a reply to: carewemust
The entire problem with healthcare is that the system is designed for maximum control and profit... not our health. Sure, they want to keep us alive so that they can keep gouging us
The cabal of billionaires gouging us is paying huge sums of money to lobbyist making sure no law is passed breaking up the monopolies and cartels. This is the American way. This is what politicians mean when they talk about "Freedom". Freedom to screw the American people.
The entire problem with healthcare is that the system is designed for maximum control and profit
No it's not. The entire problem is because of left wing programs medicare/medicaid have taken 120+million people out of the game.

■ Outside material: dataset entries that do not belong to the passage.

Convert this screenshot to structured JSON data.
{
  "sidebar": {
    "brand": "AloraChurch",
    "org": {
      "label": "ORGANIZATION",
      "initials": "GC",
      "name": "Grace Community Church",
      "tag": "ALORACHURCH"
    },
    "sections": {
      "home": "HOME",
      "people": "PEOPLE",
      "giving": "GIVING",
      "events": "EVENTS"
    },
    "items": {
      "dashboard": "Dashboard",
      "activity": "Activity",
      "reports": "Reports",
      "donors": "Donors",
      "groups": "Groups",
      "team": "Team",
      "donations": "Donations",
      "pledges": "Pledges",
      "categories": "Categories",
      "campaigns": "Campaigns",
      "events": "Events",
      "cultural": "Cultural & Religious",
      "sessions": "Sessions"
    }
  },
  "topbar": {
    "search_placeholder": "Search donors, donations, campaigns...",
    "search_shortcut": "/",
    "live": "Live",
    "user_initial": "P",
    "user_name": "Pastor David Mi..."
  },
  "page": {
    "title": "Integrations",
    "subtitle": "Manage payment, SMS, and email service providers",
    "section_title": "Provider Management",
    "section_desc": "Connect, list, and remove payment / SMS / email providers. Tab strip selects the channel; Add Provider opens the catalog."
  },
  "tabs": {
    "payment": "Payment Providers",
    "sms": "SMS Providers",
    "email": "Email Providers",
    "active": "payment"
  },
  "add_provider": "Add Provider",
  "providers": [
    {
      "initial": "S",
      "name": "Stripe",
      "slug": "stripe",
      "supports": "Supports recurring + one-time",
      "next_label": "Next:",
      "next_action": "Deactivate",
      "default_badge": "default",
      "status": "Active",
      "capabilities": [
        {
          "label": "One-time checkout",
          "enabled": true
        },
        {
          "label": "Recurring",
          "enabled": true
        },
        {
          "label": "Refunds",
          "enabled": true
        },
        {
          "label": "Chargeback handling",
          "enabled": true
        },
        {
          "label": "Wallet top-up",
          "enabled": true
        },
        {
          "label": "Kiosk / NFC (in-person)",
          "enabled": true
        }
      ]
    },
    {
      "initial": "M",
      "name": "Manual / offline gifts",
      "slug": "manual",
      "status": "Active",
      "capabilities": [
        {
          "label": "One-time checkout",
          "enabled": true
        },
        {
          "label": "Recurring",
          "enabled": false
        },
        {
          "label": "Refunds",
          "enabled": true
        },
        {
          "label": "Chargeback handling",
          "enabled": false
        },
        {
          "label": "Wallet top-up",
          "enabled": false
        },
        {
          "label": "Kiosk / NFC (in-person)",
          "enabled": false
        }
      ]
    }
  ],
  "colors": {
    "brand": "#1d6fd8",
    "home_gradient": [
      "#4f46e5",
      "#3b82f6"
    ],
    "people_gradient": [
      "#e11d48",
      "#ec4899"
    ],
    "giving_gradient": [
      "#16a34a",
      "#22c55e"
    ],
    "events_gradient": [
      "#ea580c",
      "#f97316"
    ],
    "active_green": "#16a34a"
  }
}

The largest single insurance provider is the STATE. Which is not how a free market is suppose to operate. Medicare 4 all is created to do one thing. Kill off the competition completely.
Um... uh... gee... how did they do that except by exercising POWER AND CONTROL OVER THE FREAKING SYSTEM???
By electing people to REGULATE it.
Big bad insurance companies do not have the kind of power your making it out to be. The STATE is the alpha and Omega.
As Americans come to terms with their likely presidential candidates for the 2016 election cycle, the insurance industry is on track to outstrip the record $58.7 million it spent on federal parties and candidates during the 2012 season.
Comprised of health, life, property and auto insurance companies, agents and brokers, the industry is a major contributor to federal campaigns. In 2013, it spent more than $154 million on federal lobbying efforts, including on flood insurance, terrorism risk insurance, data security and various tenets of the 2010 Affordable Care Act.
On average, senators who don't support Bernie Sanders' single-payer plan received more money from insurance companies.
It's very difficult to track all the ways a company can donate to a political candidate. MapLight analysts sought to identify donations from companies, company employees, and relevant political action committees, but they may have missed some major contributions. "The money is more than likely grossly undercounted," says Paul Jorgensen, a political scientist who studies campaign finance at the University of Texas–Rio Grande Valley and is not involved with MapLight. "What it may not account for are the other committees that those sitting senators will be a part of that receive cash. The committee system in Congress is very complicated and the flow of money is very complicated. Just looking at the primary campaign committee is not sufficient for looking at an aggregate of campaign donations." Candidates may receive support from super political action committees, or super PACs, run by their party leadership, for example, which wouldn't show up in the data MapLight uses, which is drawn from the Center for Responsive Politics.
originally posted by: dfnj2015
a reply to: carewemust
Obviously, the healthcare cartels and monopolies will need to be broken up.
I read some article where some $3000 procedure outside the United States cost the healthcare provider $65000 in the United States. This is making the Pentagon purchasing corruption of the 80s and 90s look like chump change.
When Universal Healthcare in the US is brought up... why automatically say NO, NO WAY, WE DONT WANT IT, NO MORE TAXES, ETC.. when everyone having healthcare is a GOOD thing?